- Keep up to date with your LEPCs and their requirements to ensure first responders have the information they need and you’re fully compliant
Penalties for Non-Compliance with Tier II Reporting in Maryland
Potential Fines and Legal Consequences
Here are some potential fines and legal consequences for not accurately submitting a Tier II report in Maryland:
- Penalties are assessed based on the nature, extent, gravity, and circumstances of the violation for example:
- Civil penalties of up to $25,000 per violation per day can be issued under the state’s Right-To-Know law.
- Criminal fines of up to $25,000 and up to 1-year imprisonment can be charged for willful violations.
- Maryland follows EPCRA enforcement, including federal fines of up to $75,000 per day and up to 2 years imprisonment for criminal violations.
- Injunctions may be granted requiring compliance and prohibiting further violation.
- Non-compliant facilities can be legally liable for chemical release response costs.
- Facilities may be liable for chemical release notification, reporting, and response costs if inaccurate Tier II reporting is discovered after an incident.
- Nearby communities could potentially sue facilities for negligence if inaccurate Tier II reporting leads to damages from a chemical release.
- Failure to report properly may also lead to permit actions, compliance orders, or loss of state environmental permits.
- There may be additional local reporting ordinances and requirements beyond state and federal law.
Impact on Community Safety and Emergency Preparedness
Here are a few examples of impacts to the community for inaccurate Tier II reporting:
- In 2016, a mechanical contractor in Maryland was fined $18,000 for failing to submit Tier II reports for several years.
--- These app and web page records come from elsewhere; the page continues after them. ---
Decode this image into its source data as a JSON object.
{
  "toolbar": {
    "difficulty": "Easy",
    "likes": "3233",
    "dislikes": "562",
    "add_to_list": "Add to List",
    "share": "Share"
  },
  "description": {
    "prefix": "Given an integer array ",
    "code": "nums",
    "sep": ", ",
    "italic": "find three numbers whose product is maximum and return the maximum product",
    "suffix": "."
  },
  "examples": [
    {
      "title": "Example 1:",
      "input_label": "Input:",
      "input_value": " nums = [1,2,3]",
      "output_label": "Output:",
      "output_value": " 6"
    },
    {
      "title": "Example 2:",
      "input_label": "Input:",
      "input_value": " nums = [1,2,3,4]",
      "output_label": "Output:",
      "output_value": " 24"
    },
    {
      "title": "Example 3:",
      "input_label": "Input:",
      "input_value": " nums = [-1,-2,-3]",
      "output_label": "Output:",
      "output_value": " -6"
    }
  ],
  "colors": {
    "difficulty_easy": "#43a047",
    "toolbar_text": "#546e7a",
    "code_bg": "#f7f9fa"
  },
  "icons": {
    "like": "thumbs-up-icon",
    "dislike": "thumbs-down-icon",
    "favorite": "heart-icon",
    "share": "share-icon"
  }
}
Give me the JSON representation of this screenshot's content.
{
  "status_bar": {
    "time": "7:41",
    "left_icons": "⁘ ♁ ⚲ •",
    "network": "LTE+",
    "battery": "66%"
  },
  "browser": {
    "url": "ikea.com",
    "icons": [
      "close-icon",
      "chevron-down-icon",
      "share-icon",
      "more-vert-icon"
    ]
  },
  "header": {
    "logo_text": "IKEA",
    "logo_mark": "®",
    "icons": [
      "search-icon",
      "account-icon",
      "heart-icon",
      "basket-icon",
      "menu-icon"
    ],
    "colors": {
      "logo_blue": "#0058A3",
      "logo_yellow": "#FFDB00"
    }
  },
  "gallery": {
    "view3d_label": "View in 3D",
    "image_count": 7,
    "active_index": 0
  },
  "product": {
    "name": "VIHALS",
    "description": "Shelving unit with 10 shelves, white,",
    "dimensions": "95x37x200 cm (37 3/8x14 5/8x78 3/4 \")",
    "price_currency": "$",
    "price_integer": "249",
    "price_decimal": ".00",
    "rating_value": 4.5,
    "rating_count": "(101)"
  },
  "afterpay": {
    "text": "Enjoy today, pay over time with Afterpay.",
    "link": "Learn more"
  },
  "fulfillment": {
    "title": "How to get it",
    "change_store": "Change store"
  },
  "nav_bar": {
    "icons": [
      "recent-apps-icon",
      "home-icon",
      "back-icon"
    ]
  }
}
This shows there can be financial penalties for non-compliance.
- Nationwide, there have been some incidents related to poor Tier II reporting. For example, a fertilizer plant explosion in West, Texas in 2013 had not properly reported the full amount of ammonium nitrate stored on site. This hindered emergency response.
- Inaccurate Tier II reports can put first responders at risk if they are unaware of the presence of hazardous chemicals on site. This could impact their response tactics.
- Community members also may not receive full information about chemical risks in their area due to inaccurate reporting. This could compromise their right-to-know and ability to make informed decisions about their safety.